AHCI is an older and older technology, whereas NVME is much newer and faster. As a result, an NVME solid state drive is significantly more expensive than a SATA solid state drive. To complicate matters, NVME’s full potential is only achieved when navigating through large files. We’ve explained more in our SSD technology review.
For boot times, gaming or light office work, the difference in speed between NVME and AHCI SSD is only a few seconds. When moving large files or editing videos and photos, the difference will be very noticeable. We speak almost 7 times faster. Below is an overview of the various file transfer speeds and download times.
Read / Write Speed:
- 7200 RPM HD – up to 210 MB / s
- SSD SATA 3 – up to 550 MB / s
- SSD NVME – up to 3500 MB / s.
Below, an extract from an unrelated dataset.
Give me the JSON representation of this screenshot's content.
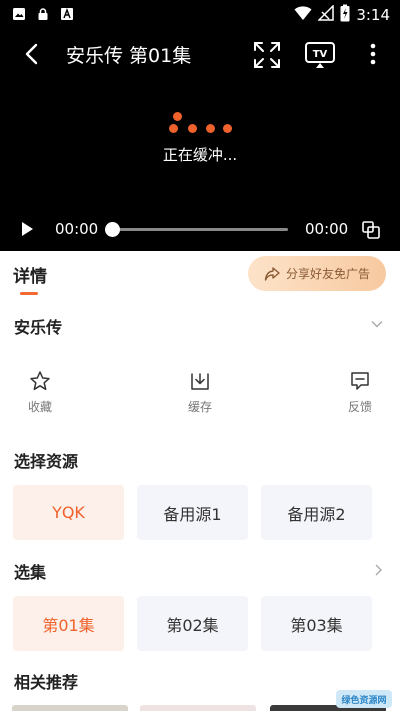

Boot time (estimated):
- 7200 RPM HD – 36 seconds
- Sata 3 SSD Boot time – 9 seconds
- NVME SSD – 6 seconds
Loading times based on this video
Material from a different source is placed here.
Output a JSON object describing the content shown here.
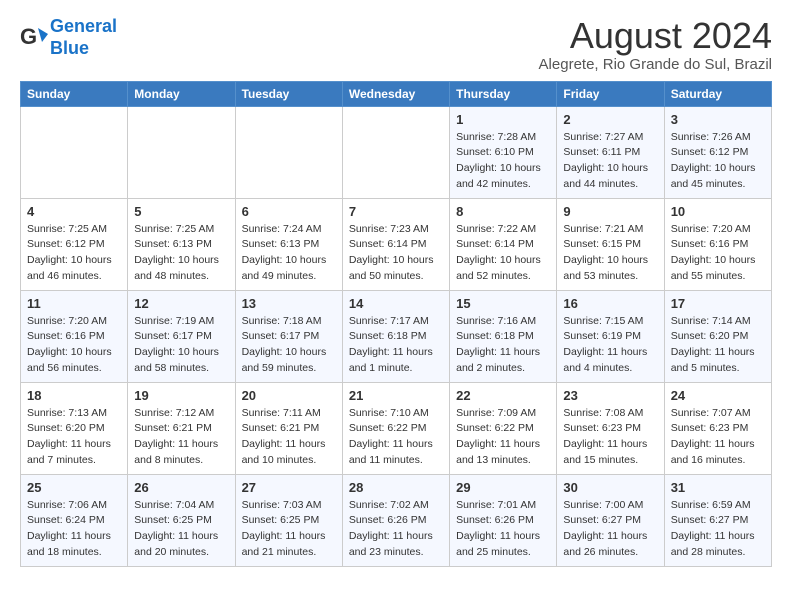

As you can see, the boot time from HDD to SSD has been significantly reduced. The transition from SSD to NVME is very small. However, NVME still has a big advantage in file read / write speed when it comes to larger files.
So with that in mind, choose NVME if you want the fastest possible speed to move large files. If you don’t have to, you can spend the same budget on a larger SSD.
How much should i pay for a Sata 3 SSD?
Although prices for solid state drives have been steadily declining, they are still more expensive than traditional hard drives. The amount you pay per gigabyte will depend on the brand and capacity of the drive you choose. At the time of writing, we have been tracking the prices of various SSD drives on Amazon and have found that the average price to pay for a drive of varying capacities is shown below.
- 1TB Disk: Average $ 135
- 500GB Disk: Average $ 67
- 250GB Disk: Average $ 44
- 120GB Disk: Average $ 24
How much should an NVME drive?
As mentioned earlier, NVME drives are more expensive than standard SSD drives. You should also make sure you have a suitable M.2 connector on your motherboard before purchasing one. An M.2 connector looks like this:
While the standard prices for SSDs are very similar from one manufacturer to another, NVME drives are different. For example, you can pay around $ 250 for a 1TB Samsung 970 PRO or $ 145 for a 1TB Crucial P1.
If prices are below $ 200, there is usually a catch. Take the P1 for example – it has a maximum speed of 2000 MB / s reading and 1500 MB / s writing. The Samsung 970 PRO, by contrast, has read / write speeds of up to 3500 MB / s.
For a true NVME SSD with full speed potential, you are looking at the following average prices:
- 1TB Drive: Average $ 240
- 500GB Drive: Average $ 130
- 250GB Disk: Average $ 80
- 120GB Disk: Average $ 50
If you see a product at a significantly slower speed, read the description carefully and read the reviews online to understand why.
Which SSD Brands Are Trusted?
Buying an SSD from a reputable manufacturer is important because fixing your flash memory can be tricky. If longevity is your concern, you should target brands that have proven track record in producing durable actuators.
An interesting experiment showed that Kingston, Samsung and Corsair drives survive after writing 1000 TB of data. Keep in mind that this is a lot of data. Other lesser known brands may not last very long.
The best thing you can do when choosing a drive is to read customer reviews for durability and research brand information online for potential issues. After all, is a small price cut really worth it when you might prefer a less reliable brand over a trustworthy one?
Although this study was conducted on typical AHCI SATA 3 drives, we are confident that similar results will be obtained on an NVME drive.
Thanks for reading our SSD buying guide. We hope this guide was informative enough to help you make your next purchase.
More questions about SSDs? You can tweet me and I’ll be happy to answer. Enjoy!